ACTION ITEM: Please return every record exactly as written, leaving out the pictures.

─── SOURCE DATA ───

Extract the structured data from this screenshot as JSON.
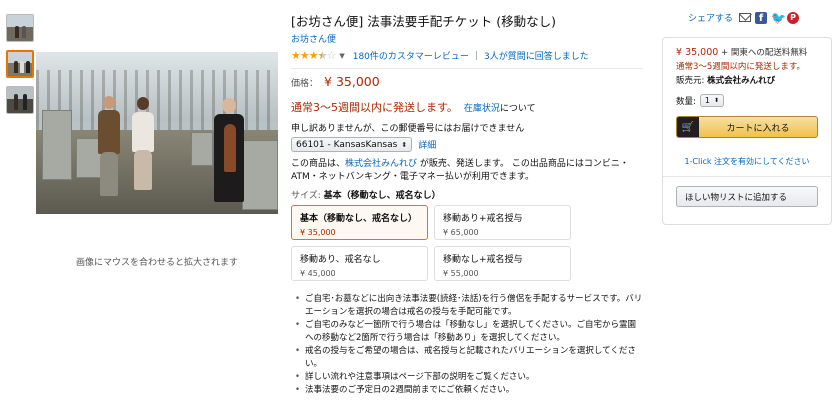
{
  "gallery": {
    "zoom_hint": "画像にマウスを合わせると拡大されます"
  },
  "product": {
    "title": "[お坊さん便] 法事法要手配チケット (移動なし)",
    "brand": "お坊さん便",
    "rating_out_of_5": 3.5,
    "reviews_link": "180件のカスタマーレビュー",
    "answers_link": "3人が質問に回答しました",
    "price_label": "価格：",
    "price": "¥ 35,000",
    "ship_time": "通常3～5週間以内に発送します。",
    "stock_link": "在庫状況",
    "stock_suffix": "について",
    "zip_message": "申し訳ありませんが、この郵便番号にはお届けできません",
    "zip_value": "66101 - KansasKansas",
    "zip_detail": "詳細",
    "seller_prefix": "この商品は、",
    "seller_name": "株式会社みんれび",
    "seller_suffix": " が販売、発送します。 この出品商品にはコンビニ・ATM・ネットバンキング・電子マネー払いが利用できます。",
    "size_label": "サイズ:",
    "size_value": "基本（移動なし、戒名なし）",
    "variants": [
      {
        "name": "基本（移動なし、戒名なし）",
        "price": "¥ 35,000"
      },
      {
        "name": "移動あり+戒名授与",
        "price": "¥ 65,000"
      },
      {
        "name": "移動あり、戒名なし",
        "price": "¥ 45,000"
      },
      {
        "name": "移動なし+戒名授与",
        "price": "¥ 55,000"
      }
    ],
    "bullets": [
      "ご自宅･お墓などに出向き法事法要(読経･法話)を行う僧侶を手配するサービスです。バリエーションを選択の場合は戒名の授与を手配可能です。",
      "ご自宅のみなど一箇所で行う場合は「移動なし」を選択してください。ご自宅から霊園への移動など2箇所で行う場合は「移動あり」を選択してください。",
      "戒名の授与をご希望の場合は、戒名授与と記載されたバリエーションを選択してください。",
      "詳しい流れや注意事項はページ下部の説明をご覧ください。",
      "法事法要のご予定日の2週間前までにご依頼ください。"
    ]
  },
  "share": {
    "label": "シェアする",
    "icons": [
      "mail-icon",
      "facebook-icon",
      "twitter-icon",
      "pinterest-icon"
    ],
    "fb_glyph": "f",
    "tw_glyph": "🐦",
    "pin_glyph": "P"
  },
  "buybox": {
    "price": "¥ 35,000",
    "shipping_note": "+ 関東への配送料無料",
    "ship_time": "通常3～5週間以内に発送します。",
    "seller_label": "販売元:",
    "seller_name": "株式会社みんれび",
    "qty_label": "数量:",
    "qty_value": "1",
    "cart_button": "カートに入れる",
    "one_click": "1-Click 注文を有効にしてください",
    "wishlist_button": "ほしい物リストに追加する"
  },
  "colors": {
    "price": "#b12704",
    "link": "#0066c0",
    "selected_border": "#e77600",
    "cart_button": "#f0c14b"
  }
}
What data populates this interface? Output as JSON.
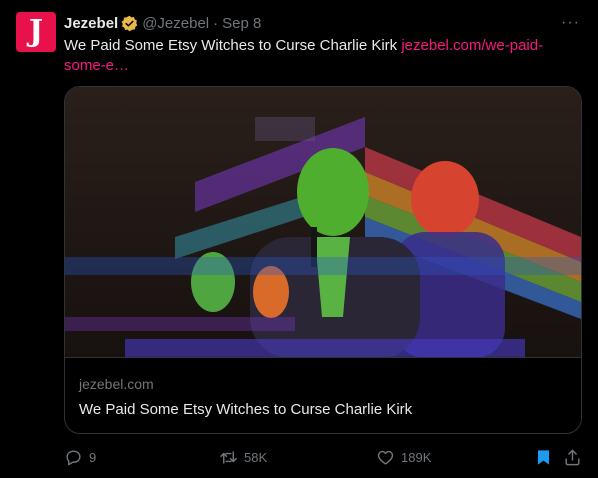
{
  "author": {
    "avatar_letter": "J",
    "name": "Jezebel",
    "handle": "@Jezebel",
    "separator": "·",
    "date": "Sep 8",
    "brand_color": "#e8114b",
    "verified_color": "#e8b84a"
  },
  "more_label": "···",
  "tweet": {
    "text": "We Paid Some Etsy Witches to Curse Charlie Kirk ",
    "link": "jezebel.com/we-paid-some-e…",
    "link_color": "#f91880"
  },
  "card": {
    "domain": "jezebel.com",
    "title": "We Paid Some Etsy Witches to Curse Charlie Kirk",
    "image_icon": "glitched-photo"
  },
  "actions": {
    "replies": "9",
    "reposts": "58K",
    "likes": "189K",
    "bookmark_icon": "bookmark-filled-icon",
    "share_icon": "share-icon",
    "bookmark_color": "#1d9bf0"
  }
}
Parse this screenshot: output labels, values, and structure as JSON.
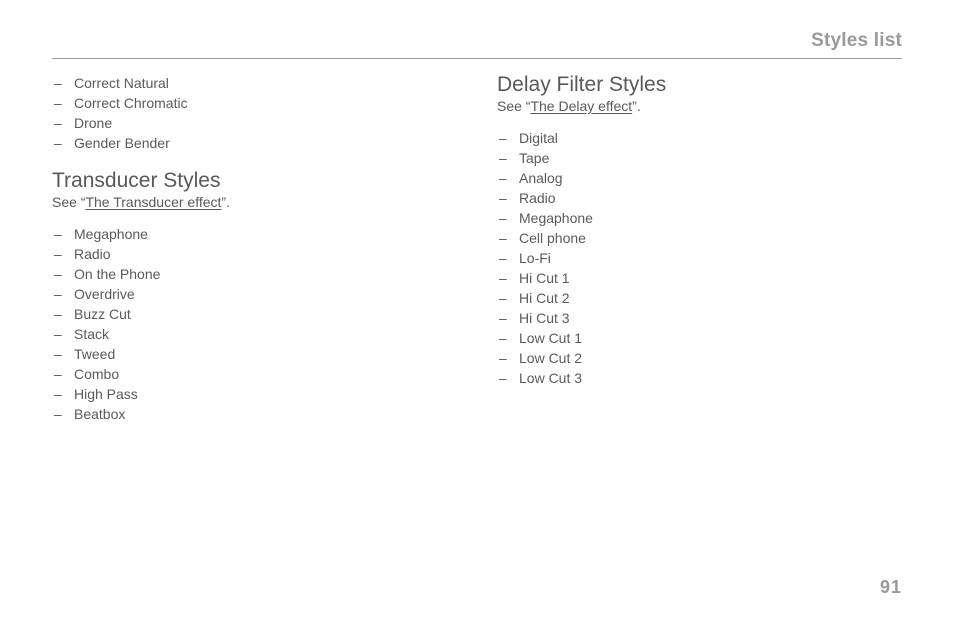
{
  "header": {
    "title": "Styles list"
  },
  "page_number": "91",
  "left": {
    "intro_items": [
      "Correct Natural",
      "Correct Chromatic",
      "Drone",
      "Gender Bender"
    ],
    "section": {
      "title": "Transducer Styles",
      "see_prefix": "See “",
      "see_link": "The Transducer effect",
      "see_suffix": "”.",
      "items": [
        "Megaphone",
        "Radio",
        "On the Phone",
        "Overdrive",
        "Buzz Cut",
        "Stack",
        "Tweed",
        "Combo",
        "High Pass",
        "Beatbox"
      ]
    }
  },
  "right": {
    "section": {
      "title": "Delay Filter Styles",
      "see_prefix": "See “",
      "see_link": "The Delay effect",
      "see_suffix": "”.",
      "items": [
        "Digital",
        "Tape",
        "Analog",
        "Radio",
        "Megaphone",
        "Cell phone",
        "Lo-Fi",
        "Hi Cut 1",
        "Hi Cut 2",
        "Hi Cut 3",
        "Low Cut 1",
        "Low Cut 2",
        "Low Cut 3"
      ]
    }
  }
}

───

EXERCISE SOLUTION:
Extract the structured data from this screenshot as JSON.
{
  "gallery": {
    "zoom_hint": "画像にマウスを合わせると拡大されます"
  },
  "product": {
    "title": "[お坊さん便] 法事法要手配チケット (移動なし)",
    "brand": "お坊さん便",
    "rating_out_of_5": 3.5,
    "reviews_link": "180件のカスタマーレビュー",
    "answers_link": "3人が質問に回答しました",
    "price_label": "価格：",
    "price": "¥ 35,000",
    "ship_time": "通常3～5週間以内に発送します。",
    "stock_link": "在庫状況",
    "stock_suffix": "について",
    "zip_message": "申し訳ありませんが、この郵便番号にはお届けできません",
    "zip_value": "66101 - KansasKansas",
    "zip_detail": "詳細",
    "seller_prefix": "この商品は、",
    "seller_name": "株式会社みんれび",
    "seller_suffix": " が販売、発送します。 この出品商品にはコンビニ・ATM・ネットバンキング・電子マネー払いが利用できます。",
    "size_label": "サイズ:",
    "size_value": "基本（移動なし、戒名なし）",
    "variants": [
      {
        "name": "基本（移動なし、戒名なし）",
        "price": "¥ 35,000"
      },
      {
        "name": "移動あり+戒名授与",
        "price": "¥ 65,000"
      },
      {
        "name": "移動あり、戒名なし",
        "price": "¥ 45,000"
      },
      {
        "name": "移動なし+戒名授与",
        "price": "¥ 55,000"
      }
    ],
    "bullets": [
      "ご自宅･お墓などに出向き法事法要(読経･法話)を行う僧侶を手配するサービスです。バリエーションを選択の場合は戒名の授与を手配可能です。",
      "ご自宅のみなど一箇所で行う場合は「移動なし」を選択してください。ご自宅から霊園への移動など2箇所で行う場合は「移動あり」を選択してください。",
      "戒名の授与をご希望の場合は、戒名授与と記載されたバリエーションを選択してください。",
      "詳しい流れや注意事項はページ下部の説明をご覧ください。",
      "法事法要のご予定日の2週間前までにご依頼ください。"
    ]
  },
  "share": {
    "label": "シェアする",
    "icons": [
      "mail-icon",
      "facebook-icon",
      "twitter-icon",
      "pinterest-icon"
    ],
    "fb_glyph": "f",
    "tw_glyph": "🐦",
    "pin_glyph": "P"
  },
  "buybox": {
    "price": "¥ 35,000",
    "shipping_note": "+ 関東への配送料無料",
    "ship_time": "通常3～5週間以内に発送します。",
    "seller_label": "販売元:",
    "seller_name": "株式会社みんれび",
    "qty_label": "数量:",
    "qty_value": "1",
    "cart_button": "カートに入れる",
    "one_click": "1-Click 注文を有効にしてください",
    "wishlist_button": "ほしい物リストに追加する"
  },
  "colors": {
    "price": "#b12704",
    "link": "#0066c0",
    "selected_border": "#e77600",
    "cart_button": "#f0c14b"
  }
}
What data populates this interface? Output as JSON.
{
  "author": {
    "avatar_letter": "J",
    "name": "Jezebel",
    "handle": "@Jezebel",
    "separator": "·",
    "date": "Sep 8",
    "brand_color": "#e8114b",
    "verified_color": "#e8b84a"
  },
  "more_label": "···",
  "tweet": {
    "text": "We Paid Some Etsy Witches to Curse Charlie Kirk ",
    "link": "jezebel.com/we-paid-some-e…",
    "link_color": "#f91880"
  },
  "card": {
    "domain": "jezebel.com",
    "title": "We Paid Some Etsy Witches to Curse Charlie Kirk",
    "image_icon": "glitched-photo"
  },
  "actions": {
    "replies": "9",
    "reposts": "58K",
    "likes": "189K",
    "bookmark_icon": "bookmark-filled-icon",
    "share_icon": "share-icon",
    "bookmark_color": "#1d9bf0"
  }
}
Parse this screenshot: output labels, values, and structure as JSON.
{
  "header": {
    "title": "Styles list"
  },
  "page_number": "91",
  "left": {
    "intro_items": [
      "Correct Natural",
      "Correct Chromatic",
      "Drone",
      "Gender Bender"
    ],
    "section": {
      "title": "Transducer Styles",
      "see_prefix": "See “",
      "see_link": "The Transducer effect",
      "see_suffix": "”.",
      "items": [
        "Megaphone",
        "Radio",
        "On the Phone",
        "Overdrive",
        "Buzz Cut",
        "Stack",
        "Tweed",
        "Combo",
        "High Pass",
        "Beatbox"
      ]
    }
  },
  "right": {
    "section": {
      "title": "Delay Filter Styles",
      "see_prefix": "See “",
      "see_link": "The Delay effect",
      "see_suffix": "”.",
      "items": [
        "Digital",
        "Tape",
        "Analog",
        "Radio",
        "Megaphone",
        "Cell phone",
        "Lo-Fi",
        "Hi Cut 1",
        "Hi Cut 2",
        "Hi Cut 3",
        "Low Cut 1",
        "Low Cut 2",
        "Low Cut 3"
      ]
    }
  }
}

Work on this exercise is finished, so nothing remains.